- Cover up. Wear rubber gloves when gardening to prevent skin contact.
- Clean up. Reduce your exposure by carefully washing or peeling store-bought produce.
Is it safe to get a manicure?
It's fine to treat yourself to an occasional manicure. Ideally, though, it should be in a space with open windows, since nail polish, polish remover, and the materials used to attach and remove artificial nails contain solvents. However, it's unlikely that brief exposure from polishing your nails will pose a risk to your baby or you.
Is it safe to dye or perm my hair?
You might consider putting your hair-coloring plans on hold for a while. Though there's no proof that the chemicals in hair dyes, permanent wave solutions, or relaxers cause birth defects, miscarriages, or any other pregnancy complications, there are no reliable studies that prove these substances are safe either. Researchers do know that they penetrate the scalp and enter the bloodstream, so theoretically they could reach your growing baby. For this reason, some healthcare providers now recommend that pregnant women avoid such hair treatments, especially during the first trimester when their unborn baby's organs are beginning to develop.
But if you're desperate, choose a process that involves less scalp contact, such as highlights. Vegetable-based dyes, such as henna, are also considered safe. If you're the do-it-yourself type, wear gloves to minimize absorption of hair-product chemicals through your skin, and don't leave the product on any longer than necessary. And whether you're at home or in a salon, make sure the area is well ventilated to avoid breathing in any fumes.
Is it safe to change the cat's litter?

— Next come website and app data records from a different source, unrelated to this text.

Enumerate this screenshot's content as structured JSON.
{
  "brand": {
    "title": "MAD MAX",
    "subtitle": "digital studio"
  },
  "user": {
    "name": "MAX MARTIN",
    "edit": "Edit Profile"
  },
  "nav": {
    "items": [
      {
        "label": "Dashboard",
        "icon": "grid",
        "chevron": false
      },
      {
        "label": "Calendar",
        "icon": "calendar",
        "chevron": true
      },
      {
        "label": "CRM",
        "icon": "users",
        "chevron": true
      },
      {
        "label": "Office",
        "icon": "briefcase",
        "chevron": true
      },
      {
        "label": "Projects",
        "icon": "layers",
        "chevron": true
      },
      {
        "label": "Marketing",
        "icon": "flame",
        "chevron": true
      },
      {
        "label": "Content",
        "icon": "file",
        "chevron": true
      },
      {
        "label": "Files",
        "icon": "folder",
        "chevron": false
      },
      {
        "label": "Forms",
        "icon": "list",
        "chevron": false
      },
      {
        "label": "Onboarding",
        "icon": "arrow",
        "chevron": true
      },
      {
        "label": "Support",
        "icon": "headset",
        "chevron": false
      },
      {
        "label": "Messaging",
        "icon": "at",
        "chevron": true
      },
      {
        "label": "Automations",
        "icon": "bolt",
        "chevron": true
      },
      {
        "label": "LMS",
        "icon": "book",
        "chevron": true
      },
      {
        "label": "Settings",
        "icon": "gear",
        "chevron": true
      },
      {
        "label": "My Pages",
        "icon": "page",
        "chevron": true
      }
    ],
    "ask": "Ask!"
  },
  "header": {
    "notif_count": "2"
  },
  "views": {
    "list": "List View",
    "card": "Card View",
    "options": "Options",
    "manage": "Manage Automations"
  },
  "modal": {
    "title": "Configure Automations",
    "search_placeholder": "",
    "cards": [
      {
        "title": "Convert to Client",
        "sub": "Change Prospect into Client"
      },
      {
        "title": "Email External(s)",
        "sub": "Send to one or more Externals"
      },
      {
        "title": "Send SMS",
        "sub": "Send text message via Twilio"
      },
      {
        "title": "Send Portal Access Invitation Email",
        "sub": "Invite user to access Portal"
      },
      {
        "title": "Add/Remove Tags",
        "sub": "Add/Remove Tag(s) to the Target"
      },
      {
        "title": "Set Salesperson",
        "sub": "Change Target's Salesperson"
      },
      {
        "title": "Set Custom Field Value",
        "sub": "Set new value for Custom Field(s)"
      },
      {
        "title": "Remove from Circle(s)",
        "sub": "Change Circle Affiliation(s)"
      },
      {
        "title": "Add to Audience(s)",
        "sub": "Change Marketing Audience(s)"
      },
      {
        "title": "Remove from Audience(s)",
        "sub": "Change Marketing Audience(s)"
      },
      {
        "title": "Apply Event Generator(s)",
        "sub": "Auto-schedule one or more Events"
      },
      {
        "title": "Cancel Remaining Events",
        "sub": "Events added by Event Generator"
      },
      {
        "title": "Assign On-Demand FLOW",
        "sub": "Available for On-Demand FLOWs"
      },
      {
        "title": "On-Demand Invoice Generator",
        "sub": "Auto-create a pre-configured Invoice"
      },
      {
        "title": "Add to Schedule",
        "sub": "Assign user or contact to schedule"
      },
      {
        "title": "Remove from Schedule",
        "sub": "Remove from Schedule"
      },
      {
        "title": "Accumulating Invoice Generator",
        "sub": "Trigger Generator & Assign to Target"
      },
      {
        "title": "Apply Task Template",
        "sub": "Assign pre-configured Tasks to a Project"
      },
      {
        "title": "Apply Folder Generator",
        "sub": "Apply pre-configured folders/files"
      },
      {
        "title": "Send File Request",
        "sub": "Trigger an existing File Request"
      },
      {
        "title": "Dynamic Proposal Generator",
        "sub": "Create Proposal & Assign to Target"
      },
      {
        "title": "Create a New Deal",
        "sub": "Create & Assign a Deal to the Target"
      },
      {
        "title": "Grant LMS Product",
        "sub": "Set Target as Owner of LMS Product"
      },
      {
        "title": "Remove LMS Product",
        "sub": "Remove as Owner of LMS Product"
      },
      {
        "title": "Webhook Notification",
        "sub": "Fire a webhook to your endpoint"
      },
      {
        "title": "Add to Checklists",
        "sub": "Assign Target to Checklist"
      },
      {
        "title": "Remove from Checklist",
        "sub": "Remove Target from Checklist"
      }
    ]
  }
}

Toxoplasmosis is a parasitic infection with symptoms that resemble the flu (fever, aching joints). In general, there are no lasting effects on the woman who contracts the toxoplasmosis. The bacteria that cause this infection are often found in animal droppings and raw meat.
Unfortunately, if passed to your baby, toxoplasmosis can lead to vision or hearing problems. To keep the infection at bay, ask your partner to clean your cat's litter box or pet cage during your pregnancy, and avoid undercooked meat. If you do develop the symptoms above, call your doctor. Early treatment with antibiotics can protect your baby.
Richard H. Schwarz, MD, obstetrical consultant to the March of Dimes, is past president of the American College of Obstetricians and Gynecologists; chairman of the department of obstetrics and gynecology at New York Methodist Hospital, in Brooklyn; and a professor of obstetrics and gynecology at Cornell University Medical College, in New York City.
All content on this Web site, including medical opinion and any other health-related information, is for informational purposes only and should not be considered to be a specific diagnosis or treatment plan for any individual situation. Use of this site and the information contained herein does not create a doctor-patient relationship. Always seek the direct advice of your own doctor in connection with any questions or issues you may have regarding your own health or the health of others.